Toribau describes the ship tour as a baptism of fire. After completing his day’s work on the boat, he stayed up late, “reading up on fisheries agreements, trade agreements, research papers, scientific papers while at sea. And I gained my confidence. And I do recall getting off the ship in Papua New Guinea [three months later] and thinking, ‘Yes, I think I can do this.’”
He ended up doing seven ship tours over the course of six years, spending three months at a time at sea ‘chasing pirates.’
“I think that’s what turned me into a true oceans campaigner. I’ve seen it all at sea, I did it all at sea,” Toribau says.
From Fiji, where he was eventually promoted to the head of the oceans campaign, Toribau was posted to Beijing, as Greenpeace began campaigning on fisheries in Asia for the first time.
“Part of me taking up that job was also about me trying to deepen my understanding on the geopolitical landscape. So my job was to set up the development of the East Asia strategy that would cover Mainland China, Korea and Hong Kong.”
From Beijing, he spent two and a half years in Korea.
“We set up our nuclear campaign, oceans campaign, a climate and energy campaign, we built up our fundraising team, managed to get 20-plus local Koreans [employed] and I was the only foreigner.”
Toribau says this is when his leadership journey really began.
“I knew I had it in me. But I think the fact that it was a new operation, and I had to set up a team, a new organisational plan, develop its budget. I was able to groom a lot of the campaigners. The fundraising part was the new area for me, but I’m a risk taker. I push the envelope, I push myself.”
Toribau subsequently spent over two years in Australia working as the global leader of Greenpeace’s tuna political team, before moving to South Africa in 2016 as program director.
“Greenpeace has quite a very big operation in Africa. Our headquarters is in Johannesburg. We have our fisheries operation in West Africa, out of Senegal, our forest operation is in the Congo, we’ve got two bases, one in Kinshasa and one in Cameroon. Our food and agriculture operations are based out of Kenya. So I was the program director, we cover a huge part of the continent.”

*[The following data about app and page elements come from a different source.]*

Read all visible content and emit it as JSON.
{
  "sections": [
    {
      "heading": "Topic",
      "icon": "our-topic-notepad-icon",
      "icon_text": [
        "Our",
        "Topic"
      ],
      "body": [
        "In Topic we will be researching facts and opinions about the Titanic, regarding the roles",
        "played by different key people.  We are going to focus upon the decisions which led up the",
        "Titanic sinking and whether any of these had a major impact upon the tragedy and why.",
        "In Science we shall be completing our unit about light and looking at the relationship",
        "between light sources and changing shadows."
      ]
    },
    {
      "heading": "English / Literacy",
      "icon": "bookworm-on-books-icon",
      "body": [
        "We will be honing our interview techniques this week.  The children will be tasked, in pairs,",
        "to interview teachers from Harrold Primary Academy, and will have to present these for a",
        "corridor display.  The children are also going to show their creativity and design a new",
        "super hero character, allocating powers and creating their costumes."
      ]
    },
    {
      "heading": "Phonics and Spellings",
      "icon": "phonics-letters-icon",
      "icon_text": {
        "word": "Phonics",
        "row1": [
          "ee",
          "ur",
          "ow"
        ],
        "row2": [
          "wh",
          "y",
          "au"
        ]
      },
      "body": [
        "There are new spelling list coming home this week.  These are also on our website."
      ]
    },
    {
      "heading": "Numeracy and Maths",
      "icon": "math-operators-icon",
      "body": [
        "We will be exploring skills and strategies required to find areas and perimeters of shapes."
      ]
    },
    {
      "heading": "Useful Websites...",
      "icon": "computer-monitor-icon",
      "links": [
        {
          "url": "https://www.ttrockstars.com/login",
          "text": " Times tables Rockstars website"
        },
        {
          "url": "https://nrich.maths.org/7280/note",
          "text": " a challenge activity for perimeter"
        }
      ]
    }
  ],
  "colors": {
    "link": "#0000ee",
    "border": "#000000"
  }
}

In Africa, Toribau developed a keen interest in ‘systems thinking’—understanding connections, relationships and complexities between issues—”to think beyond boundaries, to think beyond issue specificity, to think beyond status quo, and not being too comfortable or being scared of change. So I started writing about some of these things as well and blogs and speaking about this in various spaces inside the organisation.”
At this time, Toribau’s mother passed away suddenly, and he decided to come home to care for his father. For seven months at home he did some post-graduate study at the University of the South Pacific and worked with the Fiji government.
Then he returned to Asia, this time to run Greenpeace International’s food and agriculture campaign from Taiwan. By then, Toribau had developed a reputation as a troubleshooter, so his next posting was back to Africa, which had experienced a ‘governance breakdown’.
“After I left Fiji, when I went to Taiwan, I was a lot calmer. I think that’s probably maturity,” he says, laughing. “I could see things with a lot more clarity. Something happened to me, I sort of evolved into being a lot more deep in thinking, sharing a lot more, being a lot more strategic in directions in the organisation.
“A lot of that was I think, me being a lot more purpose driven. Now, I think part of that realisation is knowing that it’s service. It’s being able to find those places where I could be of added value without feeling like I have to be everywhere. And so I’m a lot more deliberate now.”
Toribau is not sure what is next after his Canadian contract, although he would like to write about his diverse experiences. “My heart is still here. I now know where my heart is, and it’s coupled with experience that I have learned to be able to give back.”
This article first appeared in Fiji Traveller, January 2023.